Start of Records supplied

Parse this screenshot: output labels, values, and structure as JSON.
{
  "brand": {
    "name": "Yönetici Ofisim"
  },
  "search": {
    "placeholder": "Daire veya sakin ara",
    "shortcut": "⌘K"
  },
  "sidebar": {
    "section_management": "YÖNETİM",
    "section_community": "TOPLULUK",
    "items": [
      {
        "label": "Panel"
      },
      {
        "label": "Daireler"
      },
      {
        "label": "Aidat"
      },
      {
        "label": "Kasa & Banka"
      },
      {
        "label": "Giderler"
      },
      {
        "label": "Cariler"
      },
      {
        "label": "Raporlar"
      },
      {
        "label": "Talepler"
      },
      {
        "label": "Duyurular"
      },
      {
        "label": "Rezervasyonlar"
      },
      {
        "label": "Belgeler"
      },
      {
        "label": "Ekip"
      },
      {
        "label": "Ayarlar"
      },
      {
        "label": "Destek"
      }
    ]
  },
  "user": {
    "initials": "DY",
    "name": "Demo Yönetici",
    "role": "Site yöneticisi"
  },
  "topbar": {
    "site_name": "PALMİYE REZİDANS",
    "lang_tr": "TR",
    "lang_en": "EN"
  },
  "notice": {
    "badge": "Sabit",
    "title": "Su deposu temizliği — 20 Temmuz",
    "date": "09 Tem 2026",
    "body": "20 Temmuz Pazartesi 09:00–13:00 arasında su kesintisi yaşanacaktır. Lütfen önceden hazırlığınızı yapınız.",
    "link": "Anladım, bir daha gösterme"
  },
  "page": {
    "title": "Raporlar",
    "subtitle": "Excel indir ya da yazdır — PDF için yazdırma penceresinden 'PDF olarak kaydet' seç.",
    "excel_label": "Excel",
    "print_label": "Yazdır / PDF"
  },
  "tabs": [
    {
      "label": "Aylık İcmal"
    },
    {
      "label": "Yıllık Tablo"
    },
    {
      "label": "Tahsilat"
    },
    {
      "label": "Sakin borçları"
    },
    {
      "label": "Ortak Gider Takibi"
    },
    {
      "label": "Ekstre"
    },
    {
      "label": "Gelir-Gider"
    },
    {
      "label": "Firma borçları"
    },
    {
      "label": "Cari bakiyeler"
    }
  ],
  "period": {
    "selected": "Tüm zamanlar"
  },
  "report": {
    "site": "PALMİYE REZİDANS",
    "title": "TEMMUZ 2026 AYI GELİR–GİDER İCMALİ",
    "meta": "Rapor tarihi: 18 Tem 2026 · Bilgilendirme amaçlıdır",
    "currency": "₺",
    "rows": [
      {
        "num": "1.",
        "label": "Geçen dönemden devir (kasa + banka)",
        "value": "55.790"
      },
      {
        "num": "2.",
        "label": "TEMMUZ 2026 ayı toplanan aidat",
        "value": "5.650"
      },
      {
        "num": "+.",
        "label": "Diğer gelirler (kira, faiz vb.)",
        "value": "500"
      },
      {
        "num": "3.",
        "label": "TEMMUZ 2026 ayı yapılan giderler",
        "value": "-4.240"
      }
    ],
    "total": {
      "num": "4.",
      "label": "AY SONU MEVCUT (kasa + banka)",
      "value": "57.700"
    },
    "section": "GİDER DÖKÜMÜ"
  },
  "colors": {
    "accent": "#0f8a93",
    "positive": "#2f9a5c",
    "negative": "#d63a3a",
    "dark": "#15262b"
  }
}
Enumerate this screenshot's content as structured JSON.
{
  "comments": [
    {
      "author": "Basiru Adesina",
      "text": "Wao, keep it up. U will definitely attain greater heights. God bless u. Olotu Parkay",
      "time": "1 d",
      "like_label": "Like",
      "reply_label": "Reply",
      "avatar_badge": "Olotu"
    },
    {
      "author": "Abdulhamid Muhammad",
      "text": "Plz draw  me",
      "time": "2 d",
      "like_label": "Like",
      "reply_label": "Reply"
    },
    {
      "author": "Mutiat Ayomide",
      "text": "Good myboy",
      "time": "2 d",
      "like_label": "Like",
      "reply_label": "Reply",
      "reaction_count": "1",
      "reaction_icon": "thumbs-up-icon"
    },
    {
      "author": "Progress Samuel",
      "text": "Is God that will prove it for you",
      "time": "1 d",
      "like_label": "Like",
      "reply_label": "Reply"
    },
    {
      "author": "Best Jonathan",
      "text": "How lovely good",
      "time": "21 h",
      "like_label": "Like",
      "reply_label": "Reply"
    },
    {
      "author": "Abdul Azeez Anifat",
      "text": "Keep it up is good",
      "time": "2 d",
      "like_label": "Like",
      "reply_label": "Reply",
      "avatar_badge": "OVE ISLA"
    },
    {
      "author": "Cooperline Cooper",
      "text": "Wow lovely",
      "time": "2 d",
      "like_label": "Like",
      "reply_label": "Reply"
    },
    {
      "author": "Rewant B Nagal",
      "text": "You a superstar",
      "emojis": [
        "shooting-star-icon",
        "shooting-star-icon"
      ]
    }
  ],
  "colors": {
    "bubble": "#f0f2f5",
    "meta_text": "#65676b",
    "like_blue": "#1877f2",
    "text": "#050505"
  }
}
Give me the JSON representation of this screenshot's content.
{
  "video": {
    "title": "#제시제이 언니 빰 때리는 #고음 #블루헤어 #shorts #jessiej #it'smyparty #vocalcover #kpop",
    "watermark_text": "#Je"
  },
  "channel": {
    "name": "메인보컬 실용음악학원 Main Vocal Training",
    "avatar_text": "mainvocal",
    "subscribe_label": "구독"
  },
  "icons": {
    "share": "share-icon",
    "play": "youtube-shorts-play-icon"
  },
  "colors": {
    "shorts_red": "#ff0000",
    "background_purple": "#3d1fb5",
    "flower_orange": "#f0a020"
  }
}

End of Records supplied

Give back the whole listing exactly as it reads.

> **Output for this task**
Parse this screenshot: output labels, values, and structure as JSON.
{
  "brand": {
    "name": "Yönetici Ofisim"
  },
  "search": {
    "placeholder": "Daire veya sakin ara",
    "shortcut": "⌘K"
  },
  "sidebar": {
    "section_management": "YÖNETİM",
    "section_community": "TOPLULUK",
    "items": [
      {
        "label": "Panel"
      },
      {
        "label": "Daireler"
      },
      {
        "label": "Aidat"
      },
      {
        "label": "Kasa & Banka"
      },
      {
        "label": "Giderler"
      },
      {
        "label": "Cariler"
      },
      {
        "label": "Raporlar"
      },
      {
        "label": "Talepler"
      },
      {
        "label": "Duyurular"
      },
      {
        "label": "Rezervasyonlar"
      },
      {
        "label": "Belgeler"
      },
      {
        "label": "Ekip"
      },
      {
        "label": "Ayarlar"
      },
      {
        "label": "Destek"
      }
    ]
  },
  "user": {
    "initials": "DY",
    "name": "Demo Yönetici",
    "role": "Site yöneticisi"
  },
  "topbar": {
    "site_name": "PALMİYE REZİDANS",
    "lang_tr": "TR",
    "lang_en": "EN"
  },
  "notice": {
    "badge": "Sabit",
    "title": "Su deposu temizliği — 20 Temmuz",
    "date": "09 Tem 2026",
    "body": "20 Temmuz Pazartesi 09:00–13:00 arasında su kesintisi yaşanacaktır. Lütfen önceden hazırlığınızı yapınız.",
    "link": "Anladım, bir daha gösterme"
  },
  "page": {
    "title": "Raporlar",
    "subtitle": "Excel indir ya da yazdır — PDF için yazdırma penceresinden 'PDF olarak kaydet' seç.",
    "excel_label": "Excel",
    "print_label": "Yazdır / PDF"
  },
  "tabs": [
    {
      "label": "Aylık İcmal"
    },
    {
      "label": "Yıllık Tablo"
    },
    {
      "label": "Tahsilat"
    },
    {
      "label": "Sakin borçları"
    },
    {
      "label": "Ortak Gider Takibi"
    },
    {
      "label": "Ekstre"
    },
    {
      "label": "Gelir-Gider"
    },
    {
      "label": "Firma borçları"
    },
    {
      "label": "Cari bakiyeler"
    }
  ],
  "period": {
    "selected": "Tüm zamanlar"
  },
  "report": {
    "site": "PALMİYE REZİDANS",
    "title": "TEMMUZ 2026 AYI GELİR–GİDER İCMALİ",
    "meta": "Rapor tarihi: 18 Tem 2026 · Bilgilendirme amaçlıdır",
    "currency": "₺",
    "rows": [
      {
        "num": "1.",
        "label": "Geçen dönemden devir (kasa + banka)",
        "value": "55.790"
      },
      {
        "num": "2.",
        "label": "TEMMUZ 2026 ayı toplanan aidat",
        "value": "5.650"
      },
      {
        "num": "+.",
        "label": "Diğer gelirler (kira, faiz vb.)",
        "value": "500"
      },
      {
        "num": "3.",
        "label": "TEMMUZ 2026 ayı yapılan giderler",
        "value": "-4.240"
      }
    ],
    "total": {
      "num": "4.",
      "label": "AY SONU MEVCUT (kasa + banka)",
      "value": "57.700"
    },
    "section": "GİDER DÖKÜMÜ"
  },
  "colors": {
    "accent": "#0f8a93",
    "positive": "#2f9a5c",
    "negative": "#d63a3a",
    "dark": "#15262b"
  }
}
Enumerate this screenshot's content as structured JSON.
{
  "comments": [
    {
      "author": "Basiru Adesina",
      "text": "Wao, keep it up. U will definitely attain greater heights. God bless u. Olotu Parkay",
      "time": "1 d",
      "like_label": "Like",
      "reply_label": "Reply",
      "avatar_badge": "Olotu"
    },
    {
      "author": "Abdulhamid Muhammad",
      "text": "Plz draw  me",
      "time": "2 d",
      "like_label": "Like",
      "reply_label": "Reply"
    },
    {
      "author": "Mutiat Ayomide",
      "text": "Good myboy",
      "time": "2 d",
      "like_label": "Like",
      "reply_label": "Reply",
      "reaction_count": "1",
      "reaction_icon": "thumbs-up-icon"
    },
    {
      "author": "Progress Samuel",
      "text": "Is God that will prove it for you",
      "time": "1 d",
      "like_label": "Like",
      "reply_label": "Reply"
    },
    {
      "author": "Best Jonathan",
      "text": "How lovely good",
      "time": "21 h",
      "like_label": "Like",
      "reply_label": "Reply"
    },
    {
      "author": "Abdul Azeez Anifat",
      "text": "Keep it up is good",
      "time": "2 d",
      "like_label": "Like",
      "reply_label": "Reply",
      "avatar_badge": "OVE ISLA"
    },
    {
      "author": "Cooperline Cooper",
      "text": "Wow lovely",
      "time": "2 d",
      "like_label": "Like",
      "reply_label": "Reply"
    },
    {
      "author": "Rewant B Nagal",
      "text": "You a superstar",
      "emojis": [
        "shooting-star-icon",
        "shooting-star-icon"
      ]
    }
  ],
  "colors": {
    "bubble": "#f0f2f5",
    "meta_text": "#65676b",
    "like_blue": "#1877f2",
    "text": "#050505"
  }
}
Give me the JSON representation of this screenshot's content.
{
  "video": {
    "title": "#제시제이 언니 빰 때리는 #고음 #블루헤어 #shorts #jessiej #it'smyparty #vocalcover #kpop",
    "watermark_text": "#Je"
  },
  "channel": {
    "name": "메인보컬 실용음악학원 Main Vocal Training",
    "avatar_text": "mainvocal",
    "subscribe_label": "구독"
  },
  "icons": {
    "share": "share-icon",
    "play": "youtube-shorts-play-icon"
  },
  "colors": {
    "shorts_red": "#ff0000",
    "background_purple": "#3d1fb5",
    "flower_orange": "#f0a020"
  }
}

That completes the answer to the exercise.